GIVEN RECORDS>
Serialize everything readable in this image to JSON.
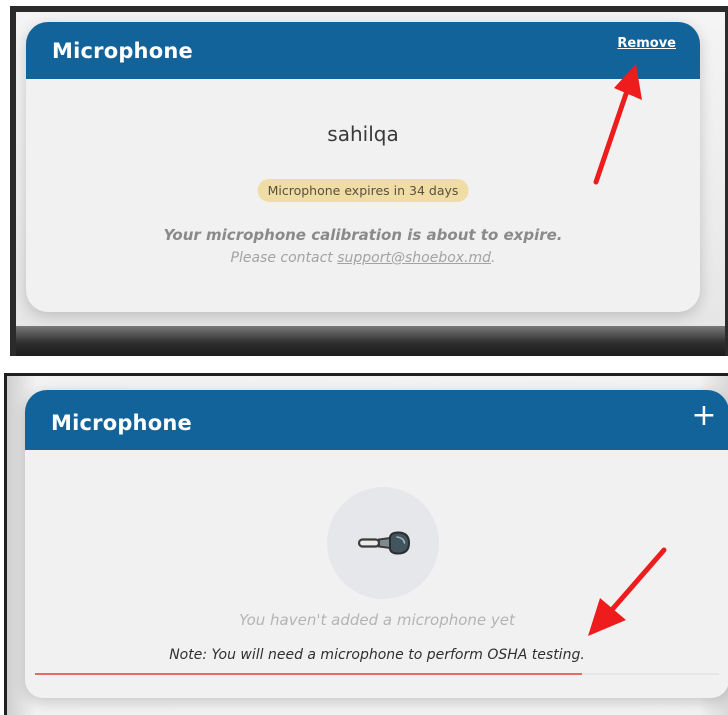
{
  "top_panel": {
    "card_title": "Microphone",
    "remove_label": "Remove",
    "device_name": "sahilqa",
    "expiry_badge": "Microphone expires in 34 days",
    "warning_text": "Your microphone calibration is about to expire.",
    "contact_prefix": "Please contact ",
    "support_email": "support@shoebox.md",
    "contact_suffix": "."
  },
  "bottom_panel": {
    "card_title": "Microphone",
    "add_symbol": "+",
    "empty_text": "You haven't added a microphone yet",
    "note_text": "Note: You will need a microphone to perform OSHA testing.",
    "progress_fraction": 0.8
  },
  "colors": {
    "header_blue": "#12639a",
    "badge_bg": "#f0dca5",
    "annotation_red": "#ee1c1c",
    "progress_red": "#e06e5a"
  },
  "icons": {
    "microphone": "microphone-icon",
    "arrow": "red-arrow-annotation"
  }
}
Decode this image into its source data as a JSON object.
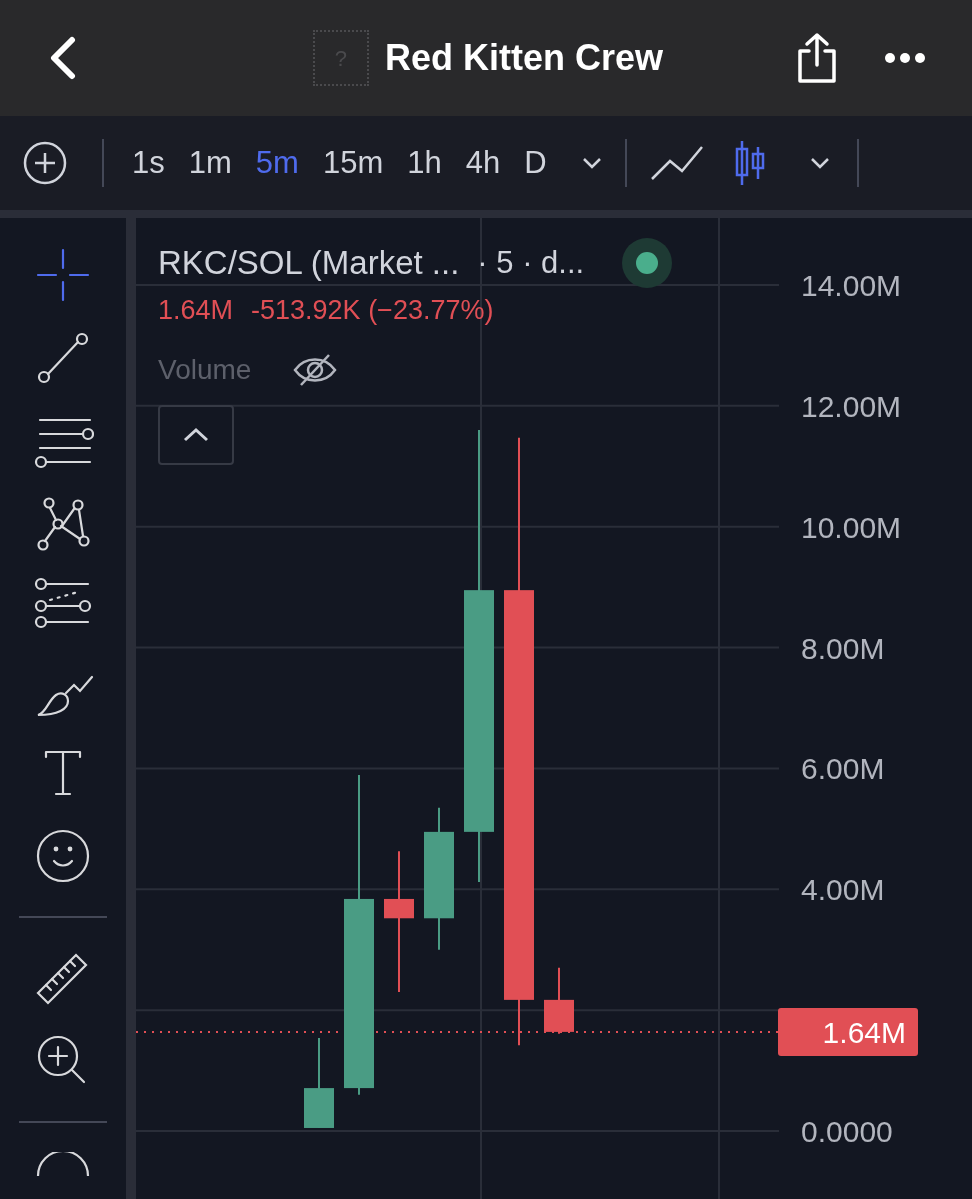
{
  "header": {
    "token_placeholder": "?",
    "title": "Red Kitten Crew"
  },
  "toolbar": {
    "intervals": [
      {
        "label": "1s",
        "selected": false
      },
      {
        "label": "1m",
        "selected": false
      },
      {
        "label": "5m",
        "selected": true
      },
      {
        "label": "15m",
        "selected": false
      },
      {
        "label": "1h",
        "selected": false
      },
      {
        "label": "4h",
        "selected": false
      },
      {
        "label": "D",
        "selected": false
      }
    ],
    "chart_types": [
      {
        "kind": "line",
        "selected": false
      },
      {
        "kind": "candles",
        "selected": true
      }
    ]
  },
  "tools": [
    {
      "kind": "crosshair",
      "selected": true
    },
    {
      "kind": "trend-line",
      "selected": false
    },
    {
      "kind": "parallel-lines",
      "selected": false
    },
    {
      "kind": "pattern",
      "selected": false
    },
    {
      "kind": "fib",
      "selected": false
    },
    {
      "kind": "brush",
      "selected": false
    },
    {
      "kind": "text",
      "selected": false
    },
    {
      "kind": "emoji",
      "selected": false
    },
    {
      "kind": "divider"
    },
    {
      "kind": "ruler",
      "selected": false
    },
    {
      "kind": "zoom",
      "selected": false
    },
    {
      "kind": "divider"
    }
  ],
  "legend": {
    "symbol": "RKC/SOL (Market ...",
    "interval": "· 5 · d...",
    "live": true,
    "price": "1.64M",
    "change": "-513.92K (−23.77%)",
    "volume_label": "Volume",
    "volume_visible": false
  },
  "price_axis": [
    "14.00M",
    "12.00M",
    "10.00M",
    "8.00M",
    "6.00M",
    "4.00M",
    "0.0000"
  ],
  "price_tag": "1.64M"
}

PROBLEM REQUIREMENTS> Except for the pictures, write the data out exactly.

RESPONSE TO THE EXERCISE>
Serialize everything readable in this image to JSON.
{
  "top_panel": {
    "card_title": "Microphone",
    "remove_label": "Remove",
    "device_name": "sahilqa",
    "expiry_badge": "Microphone expires in 34 days",
    "warning_text": "Your microphone calibration is about to expire.",
    "contact_prefix": "Please contact ",
    "support_email": "support@shoebox.md",
    "contact_suffix": "."
  },
  "bottom_panel": {
    "card_title": "Microphone",
    "add_symbol": "+",
    "empty_text": "You haven't added a microphone yet",
    "note_text": "Note: You will need a microphone to perform OSHA testing.",
    "progress_fraction": 0.8
  },
  "colors": {
    "header_blue": "#12639a",
    "badge_bg": "#f0dca5",
    "annotation_red": "#ee1c1c",
    "progress_red": "#e06e5a"
  },
  "icons": {
    "microphone": "microphone-icon",
    "arrow": "red-arrow-annotation"
  }
}
Decode this image into its source data as a JSON object.
{
  "header": {
    "token_placeholder": "?",
    "title": "Red Kitten Crew"
  },
  "toolbar": {
    "intervals": [
      {
        "label": "1s",
        "selected": false
      },
      {
        "label": "1m",
        "selected": false
      },
      {
        "label": "5m",
        "selected": true
      },
      {
        "label": "15m",
        "selected": false
      },
      {
        "label": "1h",
        "selected": false
      },
      {
        "label": "4h",
        "selected": false
      },
      {
        "label": "D",
        "selected": false
      }
    ],
    "chart_types": [
      {
        "kind": "line",
        "selected": false
      },
      {
        "kind": "candles",
        "selected": true
      }
    ]
  },
  "tools": [
    {
      "kind": "crosshair",
      "selected": true
    },
    {
      "kind": "trend-line",
      "selected": false
    },
    {
      "kind": "parallel-lines",
      "selected": false
    },
    {
      "kind": "pattern",
      "selected": false
    },
    {
      "kind": "fib",
      "selected": false
    },
    {
      "kind": "brush",
      "selected": false
    },
    {
      "kind": "text",
      "selected": false
    },
    {
      "kind": "emoji",
      "selected": false
    },
    {
      "kind": "divider"
    },
    {
      "kind": "ruler",
      "selected": false
    },
    {
      "kind": "zoom",
      "selected": false
    },
    {
      "kind": "divider"
    }
  ],
  "legend": {
    "symbol": "RKC/SOL (Market ...",
    "interval": "· 5 · d...",
    "live": true,
    "price": "1.64M",
    "change": "-513.92K (−23.77%)",
    "volume_label": "Volume",
    "volume_visible": false
  },
  "price_axis": [
    "14.00M",
    "12.00M",
    "10.00M",
    "8.00M",
    "6.00M",
    "4.00M",
    "0.0000"
  ],
  "price_tag": "1.64M"
}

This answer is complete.